*Work item:* The lines to copy are those holding the string "icon" in the entries below.

[Stored entries]
>>>>

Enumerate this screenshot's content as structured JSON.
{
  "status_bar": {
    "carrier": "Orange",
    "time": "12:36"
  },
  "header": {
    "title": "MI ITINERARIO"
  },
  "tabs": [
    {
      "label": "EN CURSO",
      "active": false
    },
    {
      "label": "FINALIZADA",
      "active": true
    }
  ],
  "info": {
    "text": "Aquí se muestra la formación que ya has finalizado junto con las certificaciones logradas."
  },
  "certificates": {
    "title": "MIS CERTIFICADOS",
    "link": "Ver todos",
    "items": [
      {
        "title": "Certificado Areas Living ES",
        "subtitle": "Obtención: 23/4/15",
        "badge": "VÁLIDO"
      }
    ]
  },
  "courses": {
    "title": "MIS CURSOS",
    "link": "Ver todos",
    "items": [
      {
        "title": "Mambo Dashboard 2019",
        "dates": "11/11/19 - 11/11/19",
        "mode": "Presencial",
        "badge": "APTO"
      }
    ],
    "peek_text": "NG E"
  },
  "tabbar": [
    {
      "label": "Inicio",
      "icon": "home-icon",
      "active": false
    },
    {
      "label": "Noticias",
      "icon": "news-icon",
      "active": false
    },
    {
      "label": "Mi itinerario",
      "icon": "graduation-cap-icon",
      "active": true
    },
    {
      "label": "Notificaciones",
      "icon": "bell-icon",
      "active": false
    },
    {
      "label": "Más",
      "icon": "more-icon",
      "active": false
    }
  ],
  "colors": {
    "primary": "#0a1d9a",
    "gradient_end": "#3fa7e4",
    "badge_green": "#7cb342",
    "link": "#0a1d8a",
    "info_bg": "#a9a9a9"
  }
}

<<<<

*Response to the task:*
      "icon": "home-icon",
      "icon": "news-icon",
      "icon": "graduation-cap-icon",
      "icon": "bell-icon",
      "icon": "more-icon",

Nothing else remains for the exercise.